Hey guys, I'm trying to write a small article that very simply explains some of the math involved with a rocket engine. I'm not looking for a very accurate answer so I tried the following method
1) Stoichiometry on the fuel which was sugar and saltpeter and their respective enthalpies of...
Hello, I was curious about how to calculate how fast the escape velocity of hydrogen out of a tube/cylinder would be. Once end of the cylinder is closed, the other is open, obviously.
Assume the cylinder is full of hydrogen at 1 atm. My thought is that you could use PV=NRT to calculate the...
Homework Statement
I am going to paste the problem word for word, so you can have all the exact information that I have:

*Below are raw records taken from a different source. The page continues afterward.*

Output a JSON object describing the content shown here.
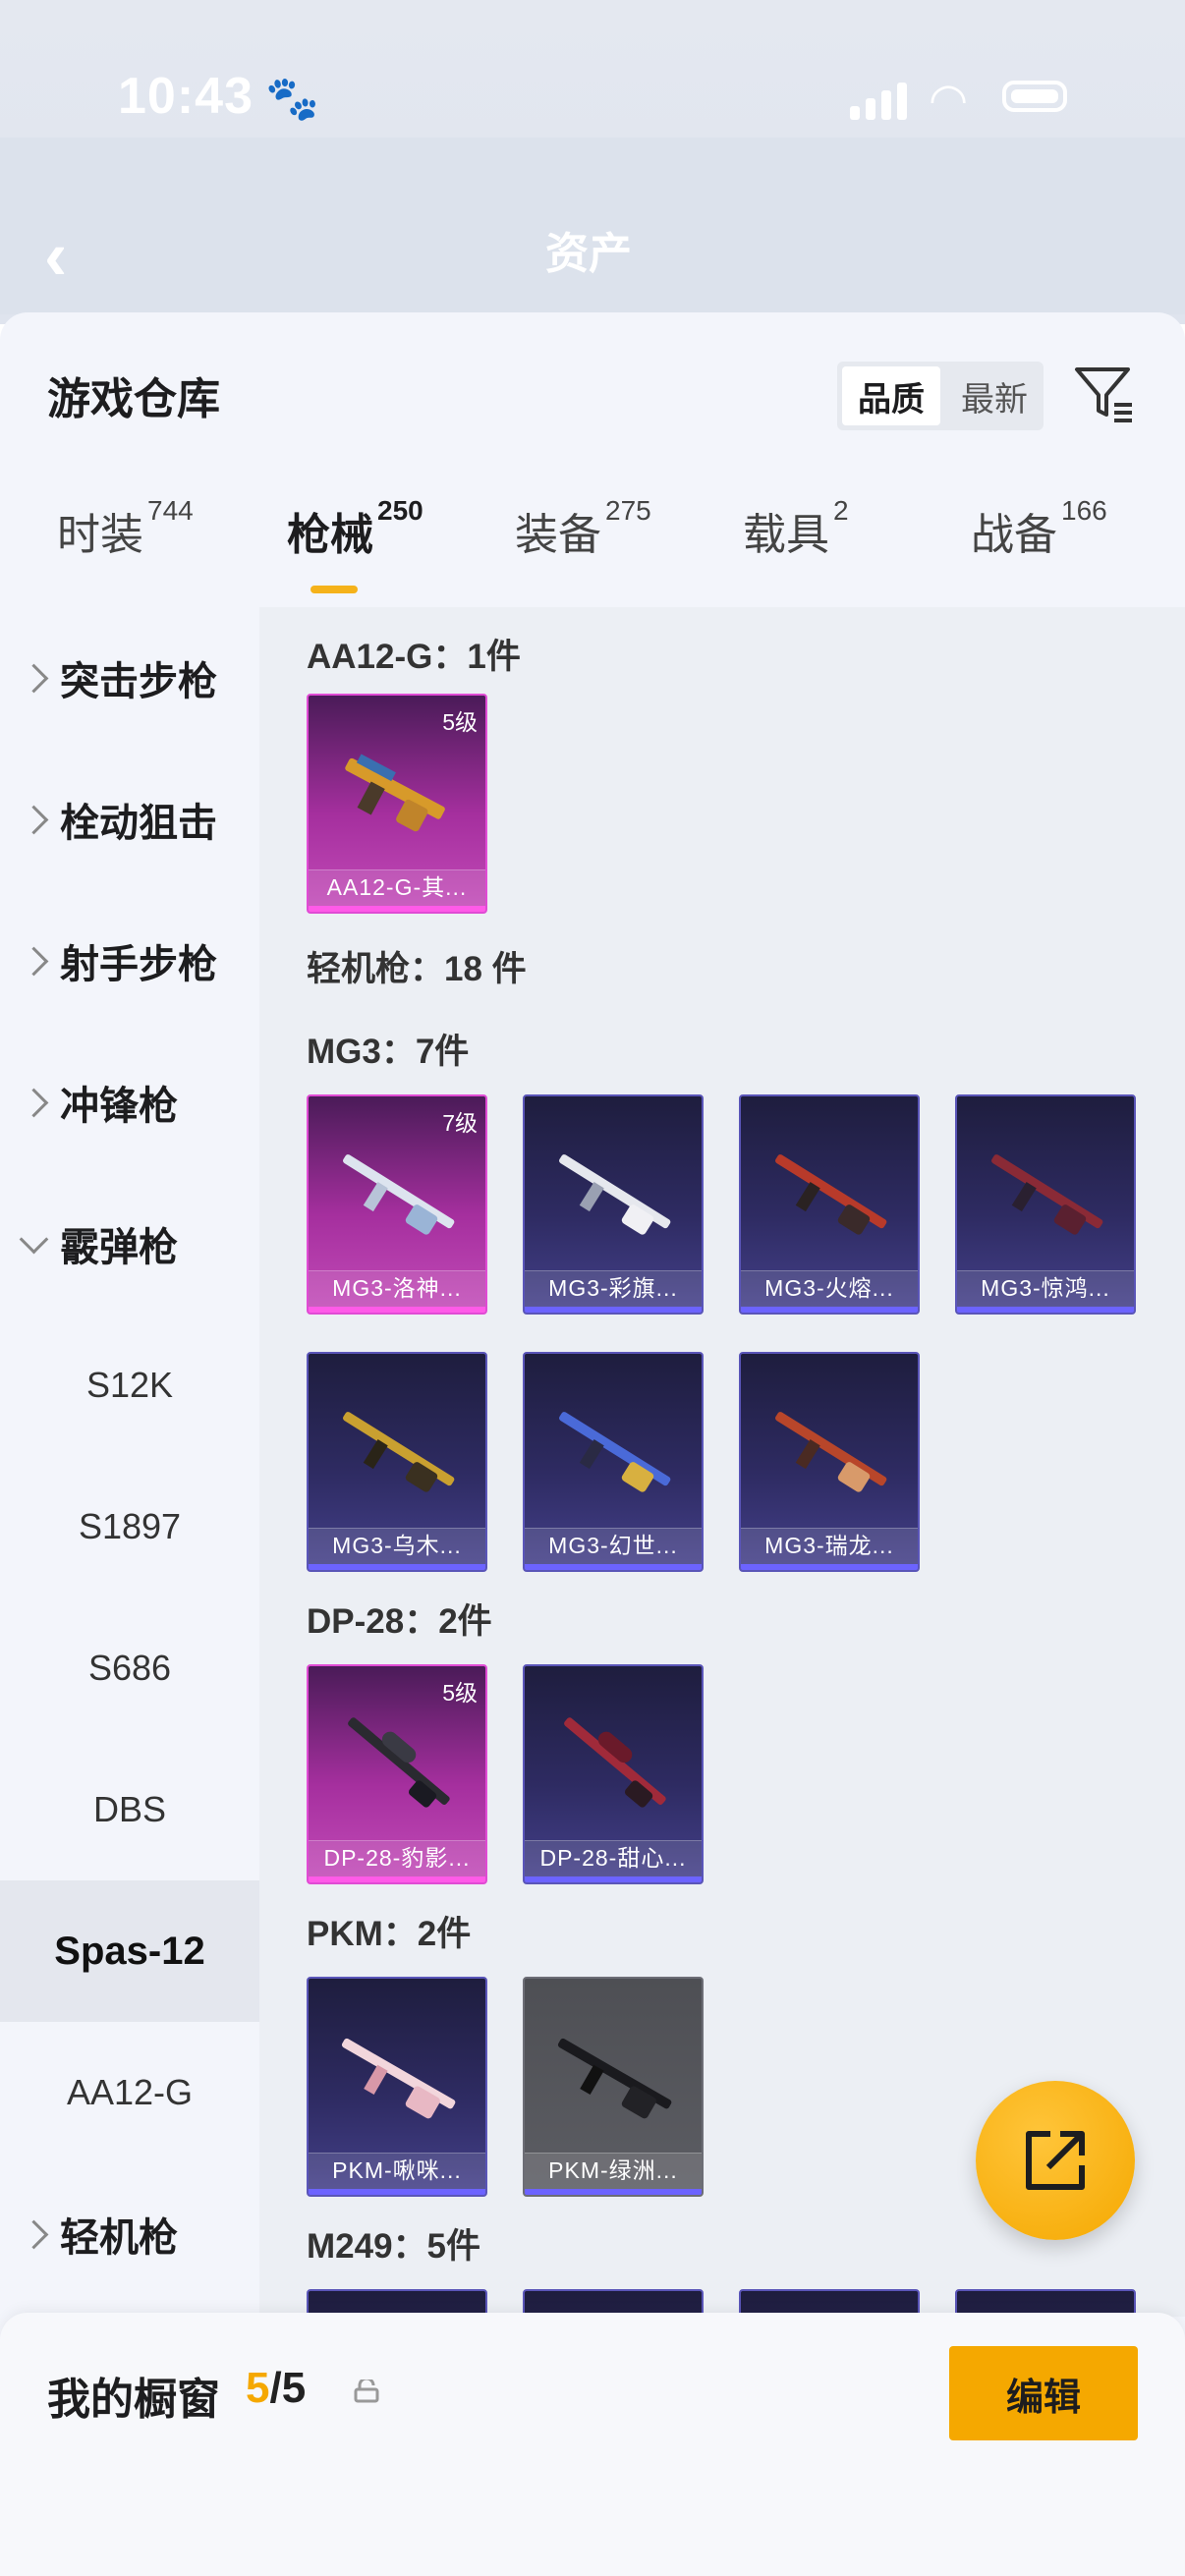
{
  "status_bar": {
    "time": "10:43"
  },
  "header": {
    "title": "资产"
  },
  "warehouse": {
    "title": "游戏仓库",
    "sort_options": [
      "品质",
      "最新"
    ],
    "tabs": [
      {
        "label": "时装",
        "count": "744"
      },
      {
        "label": "枪械",
        "count": "250"
      },
      {
        "label": "装备",
        "count": "275"
      },
      {
        "label": "载具",
        "count": "2"
      },
      {
        "label": "战备",
        "count": "166"
      }
    ]
  },
  "sidebar": {
    "categories": [
      "突击步枪",
      "栓动狙击",
      "射手步枪",
      "冲锋枪",
      "霰弹枪"
    ],
    "shotgun_items": [
      "S12K",
      "S1897",
      "S686",
      "DBS",
      "Spas-12",
      "AA12-G"
    ],
    "last_category": "轻机枪"
  },
  "groups": {
    "aa12": {
      "title": "AA12-G：1件",
      "cards": [
        {
          "name": "AA12-G-其...",
          "level": "5级",
          "rarity": "pink"
        }
      ]
    },
    "lmg": {
      "title": "轻机枪：18 件"
    },
    "mg3": {
      "title": "MG3：7件",
      "cards": [
        {
          "name": "MG3-洛神...",
          "level": "7级",
          "rarity": "pink"
        },
        {
          "name": "MG3-彩旗...",
          "rarity": "blue"
        },
        {
          "name": "MG3-火熔...",
          "rarity": "blue"
        },
        {
          "name": "MG3-惊鸿...",
          "rarity": "blue"
        },
        {
          "name": "MG3-乌木...",
          "rarity": "blue"
        },
        {
          "name": "MG3-幻世...",
          "rarity": "blue"
        },
        {
          "name": "MG3-瑞龙...",
          "rarity": "blue"
        }
      ]
    },
    "dp28": {
      "title": "DP-28：2件",
      "cards": [
        {
          "name": "DP-28-豹影...",
          "level": "5级",
          "rarity": "pink"
        },
        {
          "name": "DP-28-甜心...",
          "rarity": "blue"
        }
      ]
    },
    "pkm": {
      "title": "PKM：2件",
      "cards": [
        {
          "name": "PKM-啾咪...",
          "rarity": "blue"
        },
        {
          "name": "PKM-绿洲...",
          "rarity": "gray"
        }
      ]
    },
    "m249": {
      "title": "M249：5件"
    }
  },
  "showcase": {
    "label": "我的橱窗",
    "current": "5",
    "separator": "/",
    "total": "5",
    "edit_label": "编辑"
  },
  "colors": {
    "accent": "#f5a800",
    "pink_rarity": "#e04bd4",
    "blue_rarity": "#6c63ff"
  }
}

You’re part of a team that’s designing a rocket for a specific mission. The thrust (force) produced by the rocket’s engine will give it an acceleration of a feet per second...
Hello everyone,
I am predicting the altitude of a model rocket based on some testing I did where I found the impulse of a little single stage model rocket motor. I am wondering how to incorporate drag into my calculations to make it more accurate. I know D=Cd*rho*v^2*A and I can definitely find...
Is there any equation in order to know how high my rocket will go, before launching it? I suppose that if there is any, it will not take into account air drag and others, and there is no need for that. I just one to know an approximate, I am making a summer project with some friends and we had...